Twenty years ago, I curled up in the backseat of my parent’s Nissan Quest and spent an eight-hour road trip with only one book: Little Women. By the time we returned home from visiting my grandparents in North Carolina, I loved the four March sisters as if they were my own.
Over time, the exact details of the plot faded, but the deep satisfaction I felt after finishing the novel never left me. When I heard that Greta Gerwig was remaking a film version of the story, I knew I had to re-read the beloved book before heading to the theater.
Twenty years after my first experience of the story, I still loved the March sisters, but I felt myself identifying unexpectedly with another character: Mrs. “Marmee” March. Now that I am a mother with a daughter, I observed her closely as I read. How does she discipline her children? How does she show her four daughters that she sees them and cares for them as individuals? How does she find the strength to carry through an entire year with her husband away at war? I was hungry to learn from this beloved literary mother.
In the first few chapters of Little Women, I was so impressed by Marmee’s virtues that I began to feel uneasy, acutely aware of my own shortcomings. “Could this woman ever be real?” I wondered as I watched her leave her daughters on Christmas morning to help another family in need, only to return and ask her girls to share their long-awaited Christmas breakfast with their hungry neighbors. She even asks her children to forego Christmas presents, because she thinks the spending would be frivolous during a time of war.

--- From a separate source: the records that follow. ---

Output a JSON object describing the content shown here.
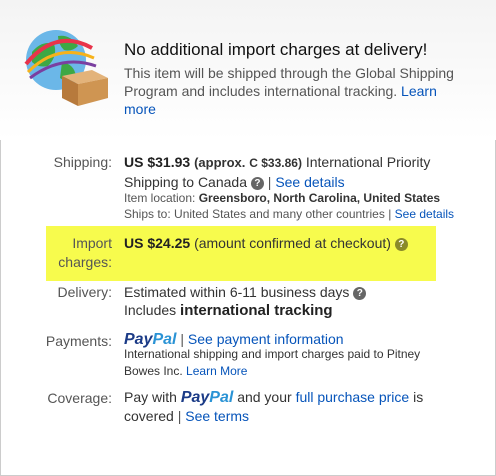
{
  "headline": "No additional import charges at delivery!",
  "note": {
    "text": "This item will be shipped through the Global Shipping Program and includes international tracking.",
    "link": "Learn more"
  },
  "shipping": {
    "label": "Shipping:",
    "price": "US $31.93",
    "approx_prefix": "(approx.",
    "approx_value": "C $33.86)",
    "service": "International Priority Shipping to Canada",
    "details_link": "See details",
    "location_label": "Item location:",
    "location_value": "Greensboro, North Carolina, United States",
    "ships_to_label": "Ships to:",
    "ships_to_value": "United States and many other countries",
    "ships_to_link": "See details"
  },
  "import": {
    "label_line1": "Import",
    "label_line2": "charges:",
    "price": "US $24.25",
    "note": "(amount confirmed at checkout)"
  },
  "delivery": {
    "label": "Delivery:",
    "estimate": "Estimated within 6-11 business days",
    "includes_prefix": "Includes",
    "includes_bold": "international tracking"
  },
  "payments": {
    "label": "Payments:",
    "paypal_pay": "Pay",
    "paypal_pal": "Pal",
    "link": "See payment information",
    "note": "International shipping and import charges paid to Pitney Bowes Inc.",
    "learn_more": "Learn More"
  },
  "coverage": {
    "label": "Coverage:",
    "prefix": "Pay with",
    "paypal_pay": "Pay",
    "paypal_pal": "Pal",
    "middle": "and your",
    "link": "full purchase price",
    "suffix": "is covered",
    "terms_link": "See terms"
  },
  "icons": {
    "help": "?",
    "separator": "|"
  },
  "colors": {
    "link": "#0654ba",
    "highlight": "#f7fb4d",
    "paypal_dark": "#1b3b87",
    "paypal_light": "#2a93d5"
  }
}
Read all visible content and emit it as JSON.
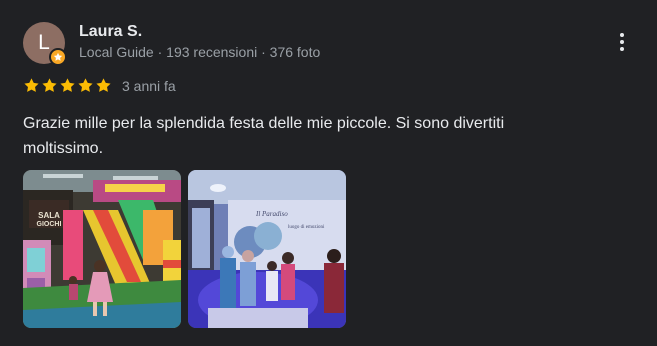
{
  "author": {
    "initial": "L",
    "name": "Laura S.",
    "meta": "Local Guide · 193 recensioni · 376 foto",
    "avatar_color": "#8d6e63",
    "badge_color": "#f9a825",
    "badge_icon": "star-icon"
  },
  "review": {
    "rating": 5,
    "date": "3 anni fa",
    "text": "Grazie mille per la splendida festa delle mie piccole. Si sono divertiti moltissimo."
  },
  "menu": {
    "icon": "more-vert-icon"
  },
  "photos": [
    {
      "subject": "indoor-playground",
      "sign_text": "SALA GIOCHI"
    },
    {
      "subject": "party-room-blue-light",
      "sign_text": "Il Paradiso"
    }
  ],
  "colors": {
    "background": "#202124",
    "primary_text": "#e8eaed",
    "secondary_text": "#9aa0a6",
    "star": "#fbbc04"
  }
}
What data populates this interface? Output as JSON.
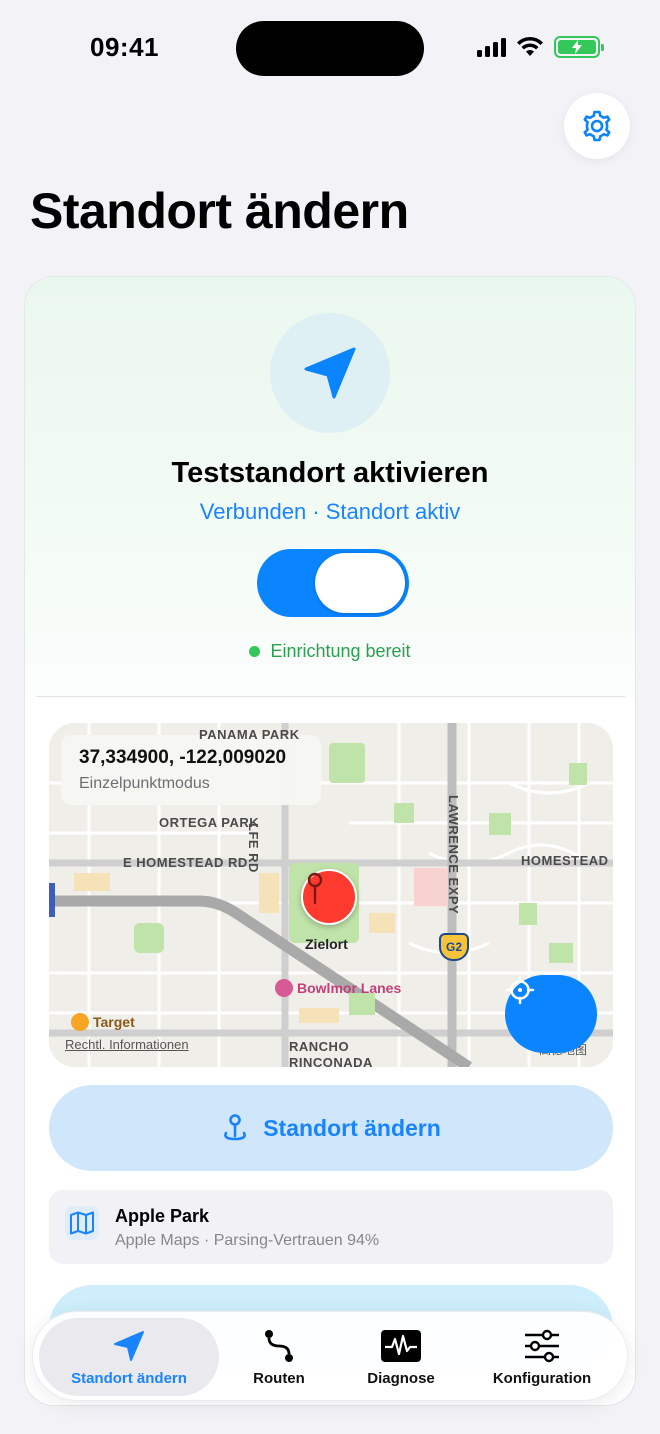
{
  "status_bar": {
    "time": "09:41"
  },
  "header": {
    "title": "Standort ändern",
    "settings_icon": "gear-icon"
  },
  "activation": {
    "icon": "location-arrow-icon",
    "title": "Teststandort aktivieren",
    "subtitle": "Verbunden · Standort aktiv",
    "toggle_on": true,
    "status_text": "Einrichtung bereit"
  },
  "map": {
    "coordinates": "37,334900, -122,009020",
    "mode": "Einzelpunktmodus",
    "pin_label": "Zielort",
    "labels": {
      "panama_park": "PANAMA PARK",
      "ortega_park": "ORTEGA PARK",
      "homestead_rd": "E HOMESTEAD RD",
      "homestead_right": "HOMESTEAD",
      "wolfe_rd": "LFE RD",
      "lawrence_expy": "LAWRENCE EXPY",
      "rancho": "RANCHO",
      "rinconada": "RINCONADA"
    },
    "highway_shield": "G2",
    "poi_bowlmor": "Bowlmor Lanes",
    "poi_target": "Target",
    "legal": "Rechtl. Informationen",
    "attribution": "高德地图"
  },
  "primary_action": {
    "label": "Standort ändern",
    "icon": "pin-icon"
  },
  "place": {
    "title": "Apple Park",
    "subtitle": "Apple Maps · Parsing-Vertrauen 94%",
    "icon": "map-icon"
  },
  "tabs": [
    {
      "label": "Standort ändern",
      "icon": "location-arrow-icon",
      "active": true
    },
    {
      "label": "Routen",
      "icon": "route-icon",
      "active": false
    },
    {
      "label": "Diagnose",
      "icon": "waveform-icon",
      "active": false
    },
    {
      "label": "Konfiguration",
      "icon": "sliders-icon",
      "active": false
    }
  ],
  "colors": {
    "accent": "#0a84ff",
    "success": "#34c759",
    "pin": "#ff3b30",
    "background": "#f2f2f7"
  }
}
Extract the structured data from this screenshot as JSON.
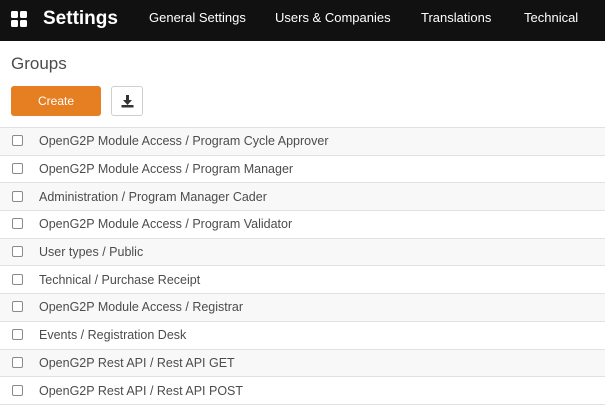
{
  "navbar": {
    "brand": "Settings",
    "menu": [
      {
        "label": "General Settings"
      },
      {
        "label": "Users & Companies"
      },
      {
        "label": "Translations"
      },
      {
        "label": "Technical"
      }
    ]
  },
  "page": {
    "title": "Groups",
    "create_label": "Create"
  },
  "groups": [
    "OpenG2P Module Access / Program Cycle Approver",
    "OpenG2P Module Access / Program Manager",
    "Administration / Program Manager Cader",
    "OpenG2P Module Access / Program Validator",
    "User types / Public",
    "Technical / Purchase Receipt",
    "OpenG2P Module Access / Registrar",
    "Events / Registration Desk",
    "OpenG2P Rest API / Rest API GET",
    "OpenG2P Rest API / Rest API POST"
  ],
  "colors": {
    "navbar": "#111111",
    "accent": "#e67e22"
  }
}
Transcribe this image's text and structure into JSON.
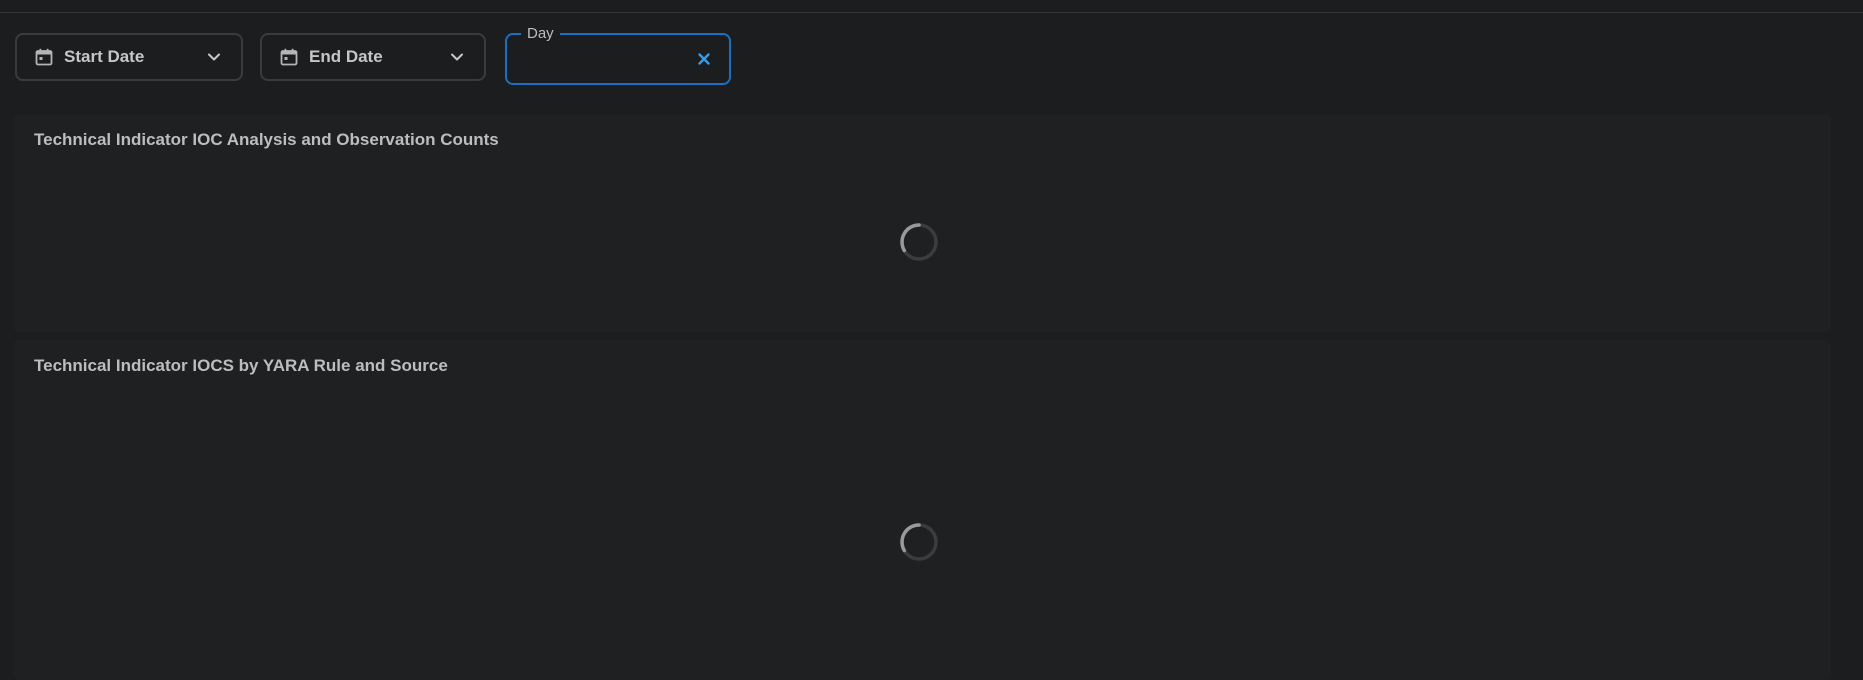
{
  "filters": {
    "start_date": {
      "label": "Start Date",
      "icon": "calendar-icon"
    },
    "end_date": {
      "label": "End Date",
      "icon": "calendar-icon"
    },
    "day": {
      "legend": "Day",
      "value": "",
      "clear_icon": "close-icon"
    }
  },
  "panels": [
    {
      "title": "Technical Indicator IOC Analysis and Observation Counts",
      "state": "loading"
    },
    {
      "title": "Technical Indicator IOCS by YARA Rule and Source",
      "state": "loading"
    }
  ],
  "colors": {
    "background": "#1b1d1e",
    "panel": "#1e2021",
    "border": "#393c3f",
    "focus_border": "#1b6fc4",
    "accent": "#3c9be8"
  }
}
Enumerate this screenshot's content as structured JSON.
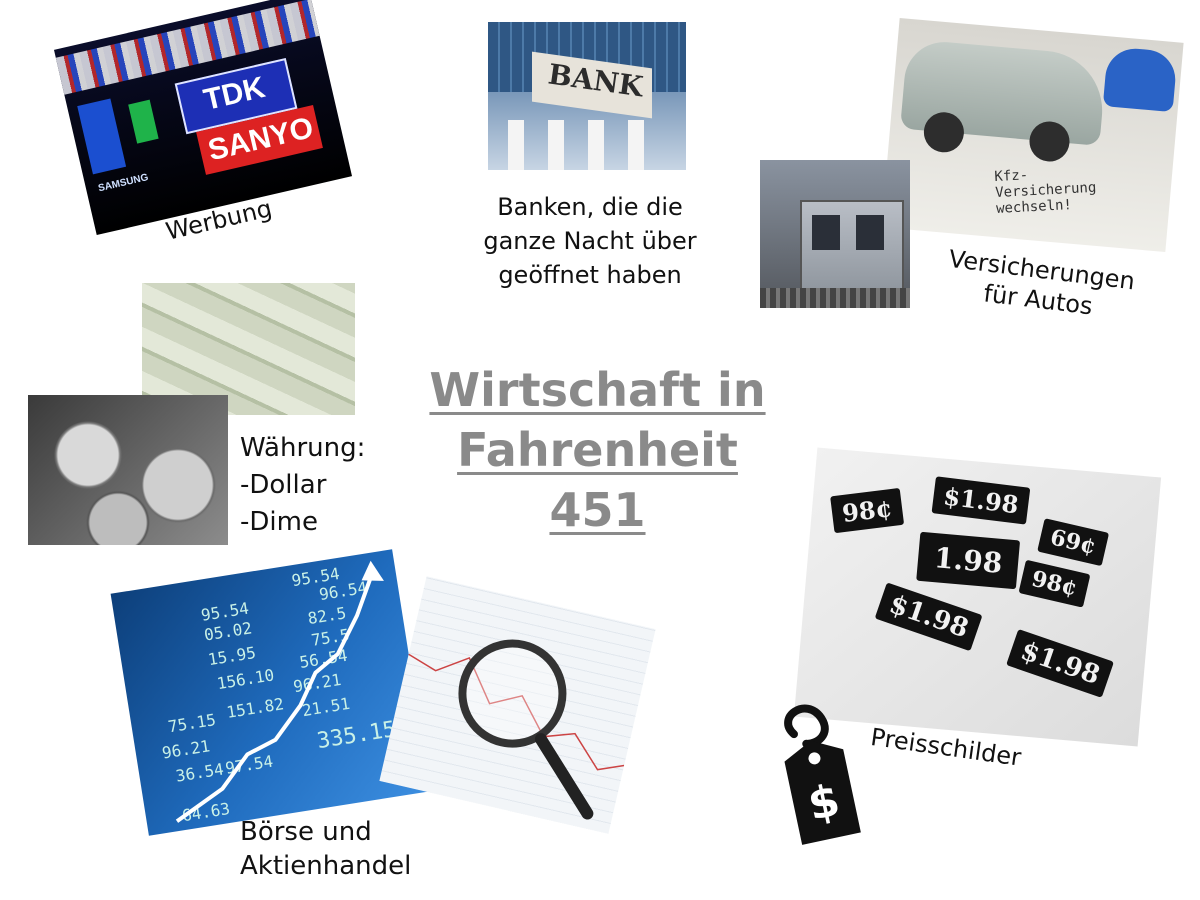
{
  "title": "Wirtschaft in Fahrenheit 451",
  "werbung": {
    "caption": "Werbung",
    "signs": [
      "TDK",
      "SANYO",
      "SAMSUNG"
    ]
  },
  "bank": {
    "sign": "BANK",
    "caption": "Banken, die die\nganze Nacht über\ngeöffnet haben"
  },
  "versicherung": {
    "note": "Kfz-\nVersicherung\nwechseln!",
    "caption": "Versicherungen\nfür Autos"
  },
  "waehrung": {
    "caption": "Währung:\n-Dollar\n-Dime"
  },
  "boerse": {
    "ticker": [
      "95.54",
      "96.54",
      "82.5",
      "75.5",
      "56.54",
      "96.21",
      "21.51",
      "335.15",
      "97.54",
      "151.82",
      "156.10",
      "15.95",
      "05.02",
      "95.54",
      "64.63",
      "36.54",
      "96.21",
      "75.15"
    ],
    "caption": "Börse und\nAktienhandel"
  },
  "preise": {
    "tags": [
      "98¢",
      "$1.98",
      "1.98",
      "69¢",
      "98¢",
      "$1.98",
      "$1.98"
    ],
    "caption": "Preisschilder"
  }
}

At the outset, Marmee’s motherhood seems to be based on an unshakeable foundation of justice, temperance, and fortitude, which inspires her daughters but seems a bit unrealistic or even intimidating to the 21st century reader. Marmee holds her girls to a high standard, and acts as a guidepost for them as they mature over the course of the story. She also sets the bar high for the reader, reminding her that as Christians, we are called to intentionally cultivate a life of virtue, and so draw closer to Christ.
However, it is not in her perfection that Marmee is most inspiring to her daughters and Alcott’s readers. Rather, it is in her honesty about her imperfections that she makes the biggest impression.
Shortly after a dramatic fight between Jo and Amy, Jo cries to her mother about her inability to control her temper. As she comforts Jo, Marmee confesses to her daughter that she has struggled with the same temptation to anger herself. Jo is shocked by this confession, and even tells Marmee, “You are never angry!”
While reading the novel most recently, I shared both Jo’s shock and sentiment. Up until this point, Marmee appeared perfect. I was surprised not only that she had a flaw, but also that she so willingly and openly shared it with her daughter.
Motherhood has forced me to confront my own perfectionism in a startling new way, and I would wager that I am not alone. While life with my daughter has certainly made me more aware of my flaws and unrealistic expectations, I’m still not convinced that I could follow in Marmee’s footsteps and share them openly with her — or anyone else. Our culture sees imperfection as weakness, and so we often hide or even deny our shortcomings. But Marmee, and more importantly, Christ our Savior, see them as strength. Indeed, St. Paul says it best when he writes, “‘My grace is sufficient for you, for power is made perfect in weakness.’ I will rather boast most gladly of my weaknesses, in order that the power of Christ may dwell with me” (2 Corinthians 12:9).
Marmee’s prudence shines in this scene because her awareness and confession of her weakness effectively comforts and inspires her daughter in a time of deep spiritual need:
The patience and the humility of the face she loved so well was a better lesson to Jo than the wisest lecture, the sharpest reproof. She felt comforted at once by the sympathy and confidence given her; the knowledge that her mother had a fault like hers, and tried to mend it, made her own easier to bear and strengthened her resolution to cure it.
Jo is not scandalized or repelled by her mother’s flaws; rather, Jo feels a closeness with her mother that would not have been possible without Marmee’s vulnerability. Marmee’s example of struggle and success inspires her daughter to continue bravely on her own path of virtue. And perhaps most surprisingly, it has inspired me, too.
In the past, the fear of rejection or disappointment has persuaded me to project perfection, but that is not what Marmee, or more importantly, Christ model for us. Ultimately, it is their humility and vulnerability that make them compelling instructors of virtue. Marmee’s honest struggle draws her hurting daughter closer and helps her to heal, just as Christ’s kenosis — His self-emptying — is the very act that brings us closer to what we are all meant to be: beloved daughters and sons of God.
As I try to teach my own daughter how to live a virtuous life, I am grateful for Marmee’s example of struggle and success. Meeting her again as a mother — and still a daughter, sister, and friend — has given me permission and hope to face my flaws courageously and to share them openly when the time is right. As we approach Lent, I am praying for the prudence to see myself as I truly am now — and as who I can be, with the help of God’s unfailing grace.